There are some people who wake up very quickly, and any noise is a reason to get them up from a deep sleep. While other people don’t wake up with despite the noise at all. But what happens when we are in a coma?

In Andy Szasz’s case, the barking of his pet was what woke him from the deep coma he was in.

Little Teddy has now been baptized as his owner’s guardian angel, having aided in his recovery. The hospital staff, at the request of Andy’s wife, authorized his dog’s visit and allowed him to sit next to his bed.

“They put Teddy in my chest and he woke me up. Somehow, I think he’s my guardian angel,” Andy said.

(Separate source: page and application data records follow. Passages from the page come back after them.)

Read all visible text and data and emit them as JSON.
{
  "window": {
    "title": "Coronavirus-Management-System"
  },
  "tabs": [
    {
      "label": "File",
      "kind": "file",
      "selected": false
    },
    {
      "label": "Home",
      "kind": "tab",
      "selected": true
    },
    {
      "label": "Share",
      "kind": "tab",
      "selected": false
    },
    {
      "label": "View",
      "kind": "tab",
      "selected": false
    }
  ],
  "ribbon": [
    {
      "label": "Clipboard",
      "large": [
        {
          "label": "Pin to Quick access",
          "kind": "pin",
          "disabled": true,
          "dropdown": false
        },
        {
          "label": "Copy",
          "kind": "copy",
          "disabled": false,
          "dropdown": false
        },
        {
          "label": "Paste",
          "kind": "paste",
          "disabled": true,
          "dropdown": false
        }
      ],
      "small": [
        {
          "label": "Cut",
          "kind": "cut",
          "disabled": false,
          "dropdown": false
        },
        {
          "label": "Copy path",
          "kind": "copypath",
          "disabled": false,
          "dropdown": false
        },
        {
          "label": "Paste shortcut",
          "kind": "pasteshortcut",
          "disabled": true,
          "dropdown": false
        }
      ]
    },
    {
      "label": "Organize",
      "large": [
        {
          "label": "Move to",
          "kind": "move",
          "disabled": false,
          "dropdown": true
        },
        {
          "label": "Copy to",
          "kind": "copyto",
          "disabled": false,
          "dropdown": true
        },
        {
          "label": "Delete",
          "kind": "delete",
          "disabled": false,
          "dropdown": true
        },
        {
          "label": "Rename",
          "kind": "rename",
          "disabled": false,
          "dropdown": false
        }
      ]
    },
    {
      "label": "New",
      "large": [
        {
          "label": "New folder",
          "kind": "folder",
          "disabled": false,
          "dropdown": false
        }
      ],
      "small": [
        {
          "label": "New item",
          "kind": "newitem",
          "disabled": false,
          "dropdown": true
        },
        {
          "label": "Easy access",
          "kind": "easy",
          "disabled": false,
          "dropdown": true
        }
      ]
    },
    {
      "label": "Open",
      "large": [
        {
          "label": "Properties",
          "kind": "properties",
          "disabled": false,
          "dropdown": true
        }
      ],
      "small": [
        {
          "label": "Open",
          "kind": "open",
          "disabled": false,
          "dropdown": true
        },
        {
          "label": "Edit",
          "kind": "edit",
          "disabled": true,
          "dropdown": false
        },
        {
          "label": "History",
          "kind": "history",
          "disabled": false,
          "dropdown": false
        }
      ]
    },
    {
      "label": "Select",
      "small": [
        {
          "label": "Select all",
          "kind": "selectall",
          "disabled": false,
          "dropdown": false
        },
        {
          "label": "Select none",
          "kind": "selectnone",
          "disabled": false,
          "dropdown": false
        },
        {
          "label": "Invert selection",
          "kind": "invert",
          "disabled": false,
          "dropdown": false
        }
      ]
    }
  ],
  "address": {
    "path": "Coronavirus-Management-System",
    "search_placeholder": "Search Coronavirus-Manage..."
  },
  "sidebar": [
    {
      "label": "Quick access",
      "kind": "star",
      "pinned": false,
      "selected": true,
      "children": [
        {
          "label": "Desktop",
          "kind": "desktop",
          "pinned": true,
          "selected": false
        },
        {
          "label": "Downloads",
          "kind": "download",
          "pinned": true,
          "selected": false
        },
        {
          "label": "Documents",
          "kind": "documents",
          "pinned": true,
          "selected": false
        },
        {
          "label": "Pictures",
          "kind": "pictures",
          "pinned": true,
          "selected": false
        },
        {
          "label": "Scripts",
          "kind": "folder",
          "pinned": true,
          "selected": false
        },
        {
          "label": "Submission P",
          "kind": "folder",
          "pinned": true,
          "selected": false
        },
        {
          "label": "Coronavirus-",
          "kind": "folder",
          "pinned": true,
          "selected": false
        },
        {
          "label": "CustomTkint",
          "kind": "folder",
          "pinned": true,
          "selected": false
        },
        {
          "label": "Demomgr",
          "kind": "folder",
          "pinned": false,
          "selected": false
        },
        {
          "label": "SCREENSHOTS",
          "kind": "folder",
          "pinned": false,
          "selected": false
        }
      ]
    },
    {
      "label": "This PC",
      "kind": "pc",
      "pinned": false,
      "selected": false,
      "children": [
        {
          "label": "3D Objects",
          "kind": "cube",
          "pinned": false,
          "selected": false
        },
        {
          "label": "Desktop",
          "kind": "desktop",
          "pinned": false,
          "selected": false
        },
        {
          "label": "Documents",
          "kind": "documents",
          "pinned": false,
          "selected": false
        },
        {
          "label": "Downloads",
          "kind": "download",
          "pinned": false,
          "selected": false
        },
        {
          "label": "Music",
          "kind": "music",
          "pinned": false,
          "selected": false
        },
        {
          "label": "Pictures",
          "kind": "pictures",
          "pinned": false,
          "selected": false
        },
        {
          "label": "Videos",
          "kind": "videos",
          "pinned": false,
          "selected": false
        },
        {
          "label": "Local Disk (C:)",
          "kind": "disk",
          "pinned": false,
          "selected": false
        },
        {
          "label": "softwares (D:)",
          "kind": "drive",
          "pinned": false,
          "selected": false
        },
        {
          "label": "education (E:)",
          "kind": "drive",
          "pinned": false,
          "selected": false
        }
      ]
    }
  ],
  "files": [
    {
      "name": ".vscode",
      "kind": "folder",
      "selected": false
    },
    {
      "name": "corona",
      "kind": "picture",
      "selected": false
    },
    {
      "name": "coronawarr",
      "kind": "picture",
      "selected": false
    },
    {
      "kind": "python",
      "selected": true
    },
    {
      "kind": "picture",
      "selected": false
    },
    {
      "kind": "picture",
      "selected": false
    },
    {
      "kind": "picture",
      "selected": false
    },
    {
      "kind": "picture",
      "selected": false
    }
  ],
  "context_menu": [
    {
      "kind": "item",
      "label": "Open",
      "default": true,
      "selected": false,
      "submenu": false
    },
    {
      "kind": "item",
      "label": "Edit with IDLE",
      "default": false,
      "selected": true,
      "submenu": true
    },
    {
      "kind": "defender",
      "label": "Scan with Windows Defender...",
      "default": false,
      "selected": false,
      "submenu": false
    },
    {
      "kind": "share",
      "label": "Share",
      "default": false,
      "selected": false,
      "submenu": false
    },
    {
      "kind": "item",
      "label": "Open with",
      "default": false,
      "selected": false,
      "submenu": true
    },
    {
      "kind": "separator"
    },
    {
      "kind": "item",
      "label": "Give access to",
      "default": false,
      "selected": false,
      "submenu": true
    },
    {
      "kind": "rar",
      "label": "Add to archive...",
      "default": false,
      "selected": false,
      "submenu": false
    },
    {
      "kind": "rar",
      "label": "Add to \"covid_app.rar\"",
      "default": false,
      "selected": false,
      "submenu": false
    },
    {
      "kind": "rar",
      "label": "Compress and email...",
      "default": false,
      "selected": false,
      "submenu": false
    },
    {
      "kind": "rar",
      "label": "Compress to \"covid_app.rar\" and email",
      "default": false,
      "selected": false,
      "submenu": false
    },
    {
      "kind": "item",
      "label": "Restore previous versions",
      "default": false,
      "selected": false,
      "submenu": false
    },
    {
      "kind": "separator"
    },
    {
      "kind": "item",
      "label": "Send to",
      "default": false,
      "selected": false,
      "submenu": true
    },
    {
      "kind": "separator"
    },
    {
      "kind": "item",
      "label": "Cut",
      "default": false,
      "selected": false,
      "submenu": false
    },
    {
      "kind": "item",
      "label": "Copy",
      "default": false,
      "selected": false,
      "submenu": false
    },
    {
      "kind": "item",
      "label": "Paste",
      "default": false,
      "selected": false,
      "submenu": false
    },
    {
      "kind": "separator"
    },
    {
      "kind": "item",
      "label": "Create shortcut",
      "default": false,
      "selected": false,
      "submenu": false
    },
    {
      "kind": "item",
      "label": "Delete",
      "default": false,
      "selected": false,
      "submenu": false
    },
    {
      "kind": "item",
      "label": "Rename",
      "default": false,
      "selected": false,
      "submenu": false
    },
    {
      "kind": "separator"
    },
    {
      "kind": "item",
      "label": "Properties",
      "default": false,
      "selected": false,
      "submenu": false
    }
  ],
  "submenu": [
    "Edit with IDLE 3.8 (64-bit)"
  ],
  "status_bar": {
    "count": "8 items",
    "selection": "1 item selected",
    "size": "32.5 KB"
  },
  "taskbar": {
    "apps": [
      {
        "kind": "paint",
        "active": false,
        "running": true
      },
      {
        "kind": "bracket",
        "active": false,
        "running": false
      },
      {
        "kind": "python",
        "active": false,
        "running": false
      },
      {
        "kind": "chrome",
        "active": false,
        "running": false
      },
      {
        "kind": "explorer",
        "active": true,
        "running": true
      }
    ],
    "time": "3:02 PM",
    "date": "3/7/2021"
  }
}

Help with recovery

In 2016, Andy Szasz, a 65-years-old man, was doing treatment for bowel cancer when he also had pneumonia. Which greatly aggravated his state of health, and the doctors then decided to induce him into coma.

In weak health, Andy’s wife asked the hospital staff if it would be possible to get Teddy to visit her husband. The doctors authorized the visit and lay him on his chest.

After 4 days in a come, he woke with Teddy on his chest, licking his face. That left the doctors amazed by the situation.

After being discharged from the hospital, Teddy has been a key part of Andy’s recovery process. His faithful companion remains by his side and always accompanies him in his daily walks and exercises.

Animal Therapy

And the great friendship story between Andy and his little dog has gained momentum on the media channels. They participated in an episode of Dog Rescuers, a British television program accompanying the animal charity work of RPSCA, an organization that promotes animal care. The focus of the episode was the transforming power of therapy dogs in patient recovery.

“I always tell people that I rescued Teddy and that he rescued me. We have a special bond,” Szasz tells The Times.

Today, Teddy is not just a pet dog. He’s officially a therapy dog. He works at Southampton General Hospital now. He and his owner, Andy, who has also volunteered for more than a year, have helped several patients with animal therapy. And it does not stop there. He still visits other patients in nursing homes, schools and medical centers in the UK.